Stigma, Shame and Lack of Education Impacts Cannabis Education
Plus, the stigma of using marijuana is strong. “When UPG and GHC partnered to bring training to nurses in CA, the board of registered nursing failed to approve the content for contact hours that can be used toward license renewal,” says Eloise Theisen. “I followed all of the steps in plenty of time and was told that I needed to provide more scientific research as to why this content is relevant to the practice of nursing. Even after providing that, the BRN (Board of Registered Nursing) has not approved the request to provide the content and it continues to be under review.”
Patients who wish to use cannabis as a supplement to the medication they’re already taking may balk at asking their health care professionals for advice out of fear of shame or rejection. Although cannabis is one of the safest medicines out there, there is still a possibility of negative drug interactions. That’s why it’s imperative that health care professionals know the material and patients feel safe asking.
United Patients Group and Nurses – Education in Action
To address this issue, United Patients Group, kicked off their second annual cannabis conference this year, including a nurse’s training program. The conference featured presentations by experts in the field as well as patients-turned-advocates who have benefited from medical marijuana. The conference seeks to expel myths and present the science behind medical marijuana.
During the nurse’s training course, attendees came from all over the world to learn about the endocannabinoid system, legal issues, dosing, full extract cannabis oil, how to talk to their employers about incorporating cannabis into their treatment plans, drug interactions, and more.
As one of the speakers at the conference, Eloise Theisen shared her knowledge of medical cannabis and discussed where she would like to see the future of the industry.
More recently, United Patients Group hosted a full weekend of education for nurses in Northern California. Again, the program was sold out, and the obvious interest in, and need for, accredited training for medical professionals was clear.
“We have plenty of research on cannabis in animals and now we are seeing a lot of observational data come out from those who are working in the field of cannabinoid medicine. Personally, I would like to see more research on drug-drug interactions with cannabis as well as bio availability rates among different delivery methods,” Theisen commented.
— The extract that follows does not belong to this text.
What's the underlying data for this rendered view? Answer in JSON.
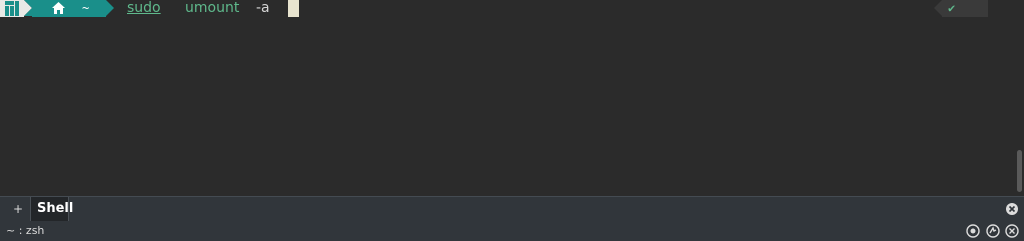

It’s very telling that the BRN does not accept medical marijuana training as a legitimate course for license renewal despite the evidence, and despite the ANA’s stance on the legalization of marijuana. But the climate is changing rapidly with more states legalizing cannabis, and the continued advocacy by the ANA, training offered by UPG, and experts such as Eloise Theisen and Alice O’Leary Randall. We may one day soon see medical professionals getting the training they need and patients receiving the treatment they deserve.